ASSIGNMENT:
The expected response is a copy of every line in the entries below that includes the word "CURSOR".

*** RAW DATA ***

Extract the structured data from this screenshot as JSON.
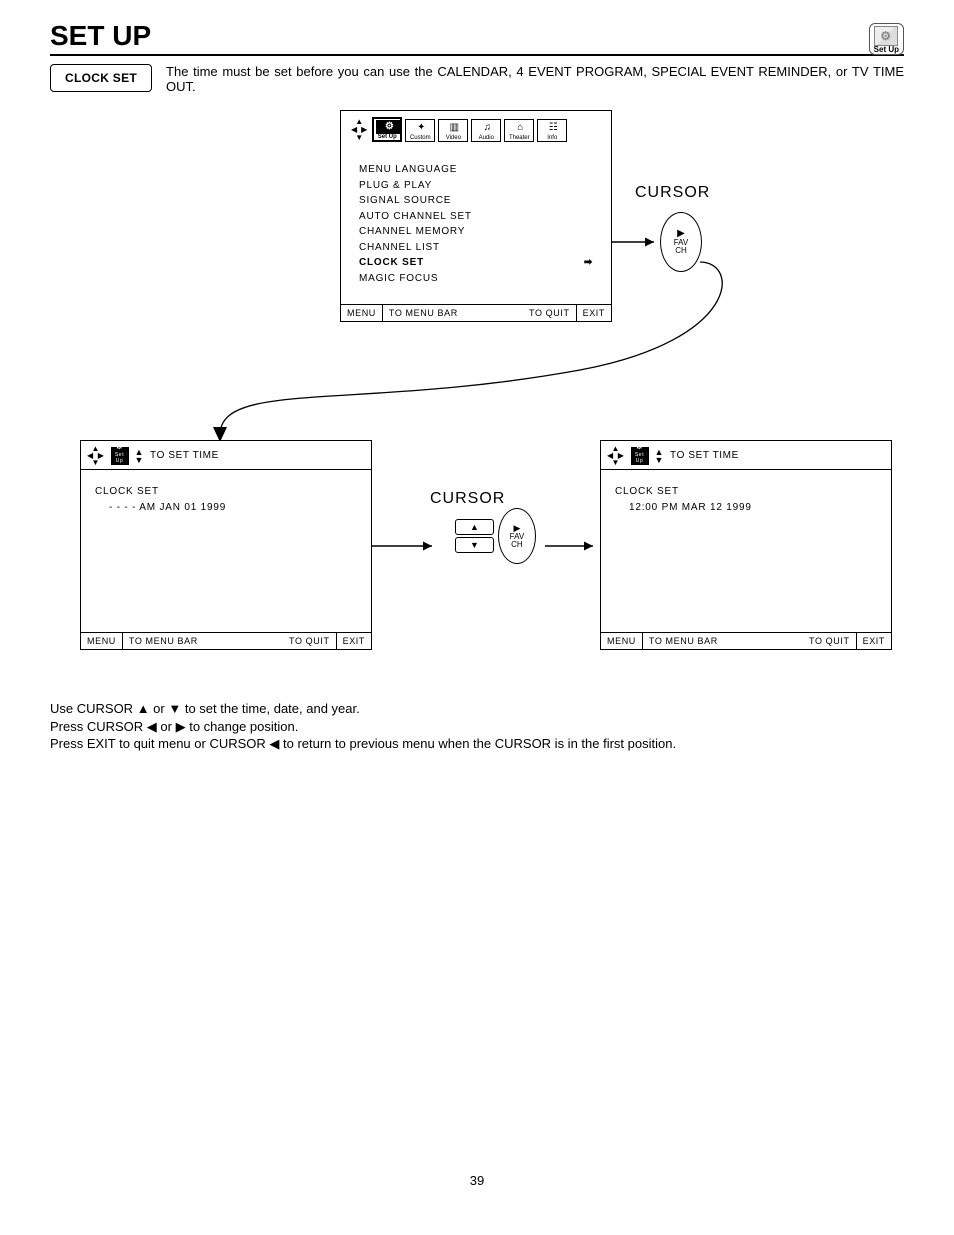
{
  "page": {
    "title": "SET UP",
    "corner_icon_label": "Set Up",
    "number": "39"
  },
  "header": {
    "box_label": "CLOCK SET",
    "intro": "The time must be set before you can use the CALENDAR, 4 EVENT PROGRAM, SPECIAL EVENT REMINDER, or TV TIME OUT."
  },
  "tabs": [
    "Set Up",
    "Custom",
    "Video",
    "Audio",
    "Theater",
    "Info"
  ],
  "menu1": {
    "items": [
      "MENU LANGUAGE",
      "PLUG & PLAY",
      "SIGNAL SOURCE",
      "AUTO CHANNEL SET",
      "CHANNEL MEMORY",
      "CHANNEL LIST",
      "CLOCK SET",
      "MAGIC FOCUS"
    ],
    "selected_index": 6
  },
  "footer": {
    "menu": "MENU",
    "to_menu_bar": "TO MENU BAR",
    "to_quit": "TO QUIT",
    "exit": "EXIT"
  },
  "cursor_label": "CURSOR",
  "fav_ch": "FAV\nCH",
  "set_time_bar": {
    "label": "TO SET TIME",
    "mini_icon": "Set Up"
  },
  "clock2": {
    "heading": "CLOCK SET",
    "value": "- -  - - AM JAN 01 1999"
  },
  "clock3": {
    "heading": "CLOCK SET",
    "value": "12:00 PM MAR 12 1999"
  },
  "instructions": {
    "l1_a": "Use CURSOR ",
    "l1_b": " or ",
    "l1_c": " to set the time, date, and year.",
    "l2_a": "Press CURSOR ",
    "l2_b": " or ",
    "l2_c": " to change position.",
    "l3_a": "Press EXIT to quit menu or CURSOR ",
    "l3_b": " to return to previous menu when the CURSOR is in the first position."
  },
  "glyphs": {
    "up": "▲",
    "down": "▼",
    "left": "◀",
    "right": "▶",
    "arrow_right_small": "➡"
  }
}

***

WORKED SOLUTION:
  "cursor_label": "CURSOR",
    "l1_a": "Use CURSOR ",
    "l2_a": "Press CURSOR ",
    "l3_a": "Press EXIT to quit menu or CURSOR ",
    "l3_b": " to return to previous menu when the CURSOR is in the first position."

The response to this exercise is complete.